**Work to complete**: Set down, without alteration, the lines from the one that contains "Parse this screenshot: output" through the final line of the material below.

**Extracted material**:
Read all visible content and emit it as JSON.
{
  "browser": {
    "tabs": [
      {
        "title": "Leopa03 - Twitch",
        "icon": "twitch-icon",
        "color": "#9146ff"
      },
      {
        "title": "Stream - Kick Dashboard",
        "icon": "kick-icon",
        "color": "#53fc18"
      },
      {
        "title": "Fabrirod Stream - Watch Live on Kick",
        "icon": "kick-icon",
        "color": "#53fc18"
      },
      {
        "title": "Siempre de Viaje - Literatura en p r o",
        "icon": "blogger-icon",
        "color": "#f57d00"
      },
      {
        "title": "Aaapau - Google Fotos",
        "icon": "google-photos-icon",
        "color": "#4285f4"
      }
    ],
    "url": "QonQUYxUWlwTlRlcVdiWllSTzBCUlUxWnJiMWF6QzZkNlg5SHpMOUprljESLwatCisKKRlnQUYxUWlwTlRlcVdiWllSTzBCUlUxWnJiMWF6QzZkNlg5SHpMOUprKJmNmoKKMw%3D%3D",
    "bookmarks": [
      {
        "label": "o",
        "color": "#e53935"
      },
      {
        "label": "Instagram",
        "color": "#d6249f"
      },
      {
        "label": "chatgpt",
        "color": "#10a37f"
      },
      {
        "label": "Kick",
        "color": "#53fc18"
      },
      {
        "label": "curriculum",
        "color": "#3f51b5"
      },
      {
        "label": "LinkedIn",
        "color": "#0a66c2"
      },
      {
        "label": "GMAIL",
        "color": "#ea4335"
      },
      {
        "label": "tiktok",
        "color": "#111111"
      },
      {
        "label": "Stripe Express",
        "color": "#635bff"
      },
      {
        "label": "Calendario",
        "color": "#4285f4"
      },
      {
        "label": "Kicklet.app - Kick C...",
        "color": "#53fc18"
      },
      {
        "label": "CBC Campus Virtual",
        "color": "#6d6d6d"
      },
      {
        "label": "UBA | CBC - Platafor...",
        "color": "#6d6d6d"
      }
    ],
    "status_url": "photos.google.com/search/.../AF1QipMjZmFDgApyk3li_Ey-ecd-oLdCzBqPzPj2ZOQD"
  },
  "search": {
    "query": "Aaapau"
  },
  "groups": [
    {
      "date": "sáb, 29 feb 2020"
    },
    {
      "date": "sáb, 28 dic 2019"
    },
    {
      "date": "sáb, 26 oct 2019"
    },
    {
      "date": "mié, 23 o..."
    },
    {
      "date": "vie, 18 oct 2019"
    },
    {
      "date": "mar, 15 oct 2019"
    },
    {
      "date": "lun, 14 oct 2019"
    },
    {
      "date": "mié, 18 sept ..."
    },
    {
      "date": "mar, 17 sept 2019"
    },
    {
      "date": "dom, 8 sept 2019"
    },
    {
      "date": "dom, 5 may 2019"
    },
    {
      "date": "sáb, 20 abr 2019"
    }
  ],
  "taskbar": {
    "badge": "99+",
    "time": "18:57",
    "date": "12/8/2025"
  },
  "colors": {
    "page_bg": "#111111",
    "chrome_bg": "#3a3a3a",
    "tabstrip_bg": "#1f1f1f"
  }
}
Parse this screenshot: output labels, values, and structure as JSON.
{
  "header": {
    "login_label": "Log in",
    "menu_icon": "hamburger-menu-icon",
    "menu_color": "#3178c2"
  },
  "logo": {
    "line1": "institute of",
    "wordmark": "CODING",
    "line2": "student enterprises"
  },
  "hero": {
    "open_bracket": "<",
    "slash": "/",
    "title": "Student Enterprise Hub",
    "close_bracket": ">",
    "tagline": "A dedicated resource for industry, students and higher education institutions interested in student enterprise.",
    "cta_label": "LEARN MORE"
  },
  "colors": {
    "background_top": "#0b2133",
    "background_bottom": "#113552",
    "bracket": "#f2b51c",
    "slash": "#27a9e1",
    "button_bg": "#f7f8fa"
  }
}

**Output**:
Parse this screenshot: output labels, values, and structure as JSON.
{
  "header": {
    "login_label": "Log in",
    "menu_icon": "hamburger-menu-icon",
    "menu_color": "#3178c2"
  },
  "logo": {
    "line1": "institute of",
    "wordmark": "CODING",
    "line2": "student enterprises"
  },
  "hero": {
    "open_bracket": "<",
    "slash": "/",
    "title": "Student Enterprise Hub",
    "close_bracket": ">",
    "tagline": "A dedicated resource for industry, students and higher education institutions interested in student enterprise.",
    "cta_label": "LEARN MORE"
  },
  "colors": {
    "background_top": "#0b2133",
    "background_bottom": "#113552",
    "bracket": "#f2b51c",
    "slash": "#27a9e1",
    "button_bg": "#f7f8fa"
  }
}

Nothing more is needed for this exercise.